Work order: Copy exactly, no pictures: every line from the one that contains "Output a JSON" through the end of the entries below.

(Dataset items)
↓

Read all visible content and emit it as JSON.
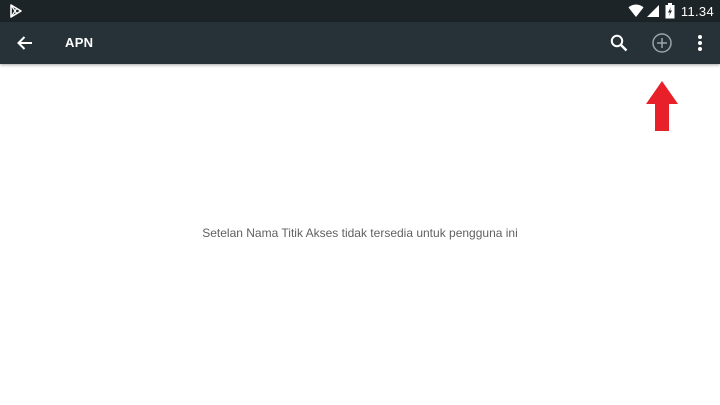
{
  "status_bar": {
    "time": "11.34",
    "icons": [
      "play-store-icon",
      "wifi-icon",
      "cellular-signal-icon",
      "battery-charging-icon"
    ]
  },
  "app_bar": {
    "title": "APN",
    "background": "#263238",
    "actions": [
      "back-arrow-icon",
      "search-icon",
      "add-circle-icon",
      "more-vert-icon"
    ]
  },
  "main": {
    "empty_message": "Setelan Nama Titik Akses tidak tersedia untuk pengguna ini"
  },
  "annotation": {
    "type": "arrow-up",
    "color": "#e8202a"
  }
}
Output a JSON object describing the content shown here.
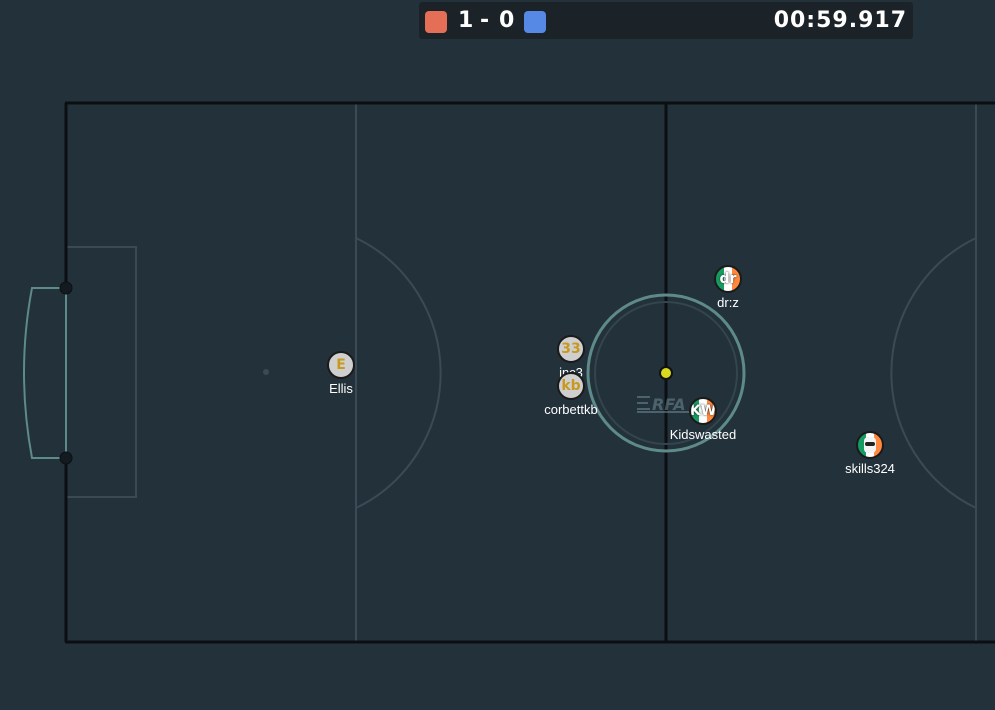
{
  "score": {
    "red": "1",
    "separator": "-",
    "blue": "0",
    "red_color": "#e56e56",
    "blue_color": "#5689e5"
  },
  "timer": "00:59.917",
  "colors": {
    "background": "#23313a",
    "pitch_line": "#0b0f12",
    "marking": "#3a4b55",
    "goal": "#5e8a8a",
    "ball": "#d9d91f"
  },
  "watermark": "RFA",
  "players": [
    {
      "name": "Ellis",
      "avatar": "E",
      "style": "plain"
    },
    {
      "name": "inc3",
      "avatar": "33",
      "style": "plain"
    },
    {
      "name": "corbettkb",
      "avatar": "kb",
      "style": "plain"
    },
    {
      "name": "dr:z",
      "avatar": "dr",
      "style": "tricolor"
    },
    {
      "name": "Kidswasted",
      "avatar": "KW",
      "style": "tricolor"
    },
    {
      "name": "skills324",
      "avatar": "face-icon",
      "style": "tricolor"
    }
  ]
}
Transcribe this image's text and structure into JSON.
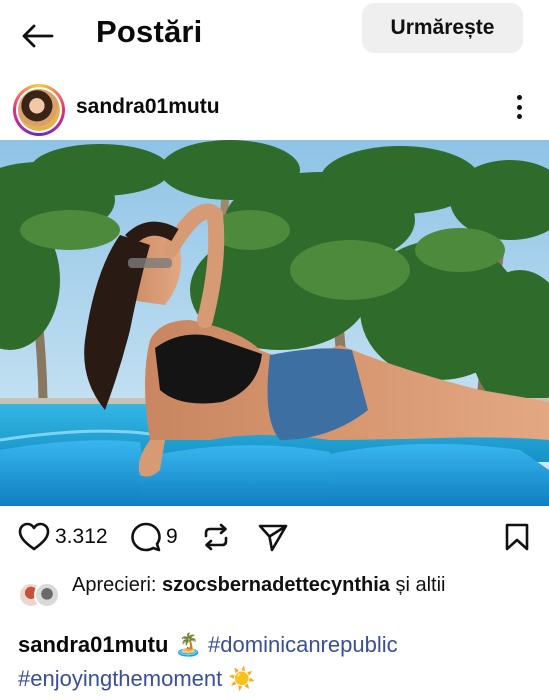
{
  "header": {
    "title": "Postări",
    "follow_label": "Urmărește"
  },
  "post": {
    "username": "sandra01mutu",
    "likes_count": "3.312",
    "comments_count": "9",
    "likes_prefix": "Aprecieri:",
    "liked_by": "szocsbernadettecynthia",
    "likes_suffix": "și altii",
    "caption_user": "sandra01mutu",
    "caption_emoji_1": "🏝️",
    "hashtag_1": "#dominicanrepublic",
    "hashtag_2": "#enjoyingthemoment",
    "caption_emoji_2": "☀️"
  },
  "icons": {
    "back": "arrow-left-icon",
    "more": "more-vertical-icon",
    "like": "heart-icon",
    "comment": "comment-icon",
    "repost": "repost-icon",
    "share": "send-icon",
    "save": "bookmark-icon"
  },
  "colors": {
    "follow_bg": "#efefef",
    "hashtag": "#3a4f9a",
    "pool": "#1aa9e0",
    "cushion": "#1b9ee0"
  }
}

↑

Written answer:
Output a JSON object describing the content shown here.
{
  "score": {
    "red": "1",
    "separator": "-",
    "blue": "0",
    "red_color": "#e56e56",
    "blue_color": "#5689e5"
  },
  "timer": "00:59.917",
  "colors": {
    "background": "#23313a",
    "pitch_line": "#0b0f12",
    "marking": "#3a4b55",
    "goal": "#5e8a8a",
    "ball": "#d9d91f"
  },
  "watermark": "RFA",
  "players": [
    {
      "name": "Ellis",
      "avatar": "E",
      "style": "plain"
    },
    {
      "name": "inc3",
      "avatar": "33",
      "style": "plain"
    },
    {
      "name": "corbettkb",
      "avatar": "kb",
      "style": "plain"
    },
    {
      "name": "dr:z",
      "avatar": "dr",
      "style": "tricolor"
    },
    {
      "name": "Kidswasted",
      "avatar": "KW",
      "style": "tricolor"
    },
    {
      "name": "skills324",
      "avatar": "face-icon",
      "style": "tricolor"
    }
  ]
}
Transcribe this image's text and structure into JSON.
{
  "header": {
    "title": "Postări",
    "follow_label": "Urmărește"
  },
  "post": {
    "username": "sandra01mutu",
    "likes_count": "3.312",
    "comments_count": "9",
    "likes_prefix": "Aprecieri:",
    "liked_by": "szocsbernadettecynthia",
    "likes_suffix": "și altii",
    "caption_user": "sandra01mutu",
    "caption_emoji_1": "🏝️",
    "hashtag_1": "#dominicanrepublic",
    "hashtag_2": "#enjoyingthemoment",
    "caption_emoji_2": "☀️"
  },
  "icons": {
    "back": "arrow-left-icon",
    "more": "more-vertical-icon",
    "like": "heart-icon",
    "comment": "comment-icon",
    "repost": "repost-icon",
    "share": "send-icon",
    "save": "bookmark-icon"
  },
  "colors": {
    "follow_bg": "#efefef",
    "hashtag": "#3a4f9a",
    "pool": "#1aa9e0",
    "cushion": "#1b9ee0"
  }
}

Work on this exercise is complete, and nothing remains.